This will differ a bit from the good answer of Bryan Krause. I won't repeat what he says. And IANAL, so this is informal advice only.
There is one advantage of a printed copy in that you can easily annotate it by writing in the margins. There are electronic versions of this for PDFs, but I find them inconvenient at best.
Also, some systems make it difficult to read PDFs without actually downloading them to your own system.

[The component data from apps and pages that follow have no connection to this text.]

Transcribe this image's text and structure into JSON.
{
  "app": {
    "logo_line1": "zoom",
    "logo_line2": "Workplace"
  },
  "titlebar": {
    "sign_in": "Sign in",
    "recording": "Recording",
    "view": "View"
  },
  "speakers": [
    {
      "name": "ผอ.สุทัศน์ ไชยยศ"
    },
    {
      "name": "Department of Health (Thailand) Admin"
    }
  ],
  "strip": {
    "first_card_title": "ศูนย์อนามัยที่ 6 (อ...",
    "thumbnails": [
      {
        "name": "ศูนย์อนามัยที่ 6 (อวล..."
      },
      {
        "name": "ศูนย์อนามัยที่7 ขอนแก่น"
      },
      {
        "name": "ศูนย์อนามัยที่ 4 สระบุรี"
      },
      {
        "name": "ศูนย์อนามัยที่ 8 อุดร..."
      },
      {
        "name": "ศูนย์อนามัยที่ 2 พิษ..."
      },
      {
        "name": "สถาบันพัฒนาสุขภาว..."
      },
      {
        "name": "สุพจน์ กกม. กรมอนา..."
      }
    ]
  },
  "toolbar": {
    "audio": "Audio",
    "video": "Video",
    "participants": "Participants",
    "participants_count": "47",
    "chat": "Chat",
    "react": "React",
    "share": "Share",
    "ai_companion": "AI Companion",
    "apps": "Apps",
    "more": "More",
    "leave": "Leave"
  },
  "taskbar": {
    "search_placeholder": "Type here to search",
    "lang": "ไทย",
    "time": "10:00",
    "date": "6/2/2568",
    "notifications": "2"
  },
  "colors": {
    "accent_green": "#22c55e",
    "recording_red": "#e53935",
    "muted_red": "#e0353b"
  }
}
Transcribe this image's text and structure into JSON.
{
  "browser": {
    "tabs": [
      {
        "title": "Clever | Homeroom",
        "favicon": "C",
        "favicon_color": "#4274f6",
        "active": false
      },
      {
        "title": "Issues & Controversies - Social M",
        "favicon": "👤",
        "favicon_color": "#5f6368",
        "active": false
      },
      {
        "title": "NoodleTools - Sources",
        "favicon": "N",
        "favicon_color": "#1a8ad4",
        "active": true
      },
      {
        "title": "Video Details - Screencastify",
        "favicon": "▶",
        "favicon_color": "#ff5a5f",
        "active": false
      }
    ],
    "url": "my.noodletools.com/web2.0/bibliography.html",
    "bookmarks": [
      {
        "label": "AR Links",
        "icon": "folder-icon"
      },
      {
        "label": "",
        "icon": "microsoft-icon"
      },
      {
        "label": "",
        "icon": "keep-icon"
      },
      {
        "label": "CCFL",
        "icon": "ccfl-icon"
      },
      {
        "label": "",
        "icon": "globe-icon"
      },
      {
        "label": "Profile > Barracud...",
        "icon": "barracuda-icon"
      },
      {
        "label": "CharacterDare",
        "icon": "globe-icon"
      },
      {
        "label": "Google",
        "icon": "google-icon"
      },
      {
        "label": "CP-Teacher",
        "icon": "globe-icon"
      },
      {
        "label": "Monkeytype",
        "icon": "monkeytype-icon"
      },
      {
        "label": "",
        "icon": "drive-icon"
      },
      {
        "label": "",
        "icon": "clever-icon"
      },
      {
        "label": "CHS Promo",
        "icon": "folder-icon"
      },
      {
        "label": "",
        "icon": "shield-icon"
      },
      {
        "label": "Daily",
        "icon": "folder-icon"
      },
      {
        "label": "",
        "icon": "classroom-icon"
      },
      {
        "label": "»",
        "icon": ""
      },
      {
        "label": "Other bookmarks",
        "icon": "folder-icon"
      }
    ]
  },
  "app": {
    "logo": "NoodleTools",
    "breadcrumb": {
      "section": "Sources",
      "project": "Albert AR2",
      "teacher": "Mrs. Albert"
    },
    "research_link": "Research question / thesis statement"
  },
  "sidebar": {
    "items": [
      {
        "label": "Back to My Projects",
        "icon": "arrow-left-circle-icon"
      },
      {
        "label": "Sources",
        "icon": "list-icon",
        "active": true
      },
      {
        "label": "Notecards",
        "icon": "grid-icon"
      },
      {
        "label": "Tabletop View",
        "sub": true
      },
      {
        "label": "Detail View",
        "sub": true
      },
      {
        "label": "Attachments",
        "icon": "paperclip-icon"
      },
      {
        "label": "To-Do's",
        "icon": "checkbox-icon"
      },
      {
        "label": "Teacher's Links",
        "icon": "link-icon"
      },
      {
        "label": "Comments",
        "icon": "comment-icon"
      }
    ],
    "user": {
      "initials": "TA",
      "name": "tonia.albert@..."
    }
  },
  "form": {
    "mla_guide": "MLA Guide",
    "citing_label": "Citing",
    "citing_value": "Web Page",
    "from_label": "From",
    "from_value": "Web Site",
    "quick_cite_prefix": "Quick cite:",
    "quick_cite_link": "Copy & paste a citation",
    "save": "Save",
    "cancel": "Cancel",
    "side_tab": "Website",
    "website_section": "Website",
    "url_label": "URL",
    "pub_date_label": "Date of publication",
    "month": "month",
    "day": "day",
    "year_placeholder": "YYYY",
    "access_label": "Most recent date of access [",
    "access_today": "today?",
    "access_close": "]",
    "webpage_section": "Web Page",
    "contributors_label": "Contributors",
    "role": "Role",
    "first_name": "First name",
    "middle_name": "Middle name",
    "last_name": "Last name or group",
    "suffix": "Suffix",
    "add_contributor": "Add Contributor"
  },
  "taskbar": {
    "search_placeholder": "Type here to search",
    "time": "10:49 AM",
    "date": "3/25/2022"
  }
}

So, prohibiting downloads seems to be a lost cause.
But, if you are printing only for your own personal use and not for distribution, then, since you have been give access to the content itself, the medium you use to read it is of less (but not zero) concern.
The reason for this answer, however, is to point out a general principle of the law, observed many (most? all?) places and that is that "The Law does not concern itself with trifles."
Your personal use of a printed copy doesn't lessen the value of the material to the publisher, since you already have permission for the material itself.
So, I'd wager that any infraction would be so minuscule that no legal authority would think it worth any effort to stop it. This assumes a single copy for personal use when permission to use the material has already been granted.
Laws differ everywhere, of course, but here is some information specific to Canada.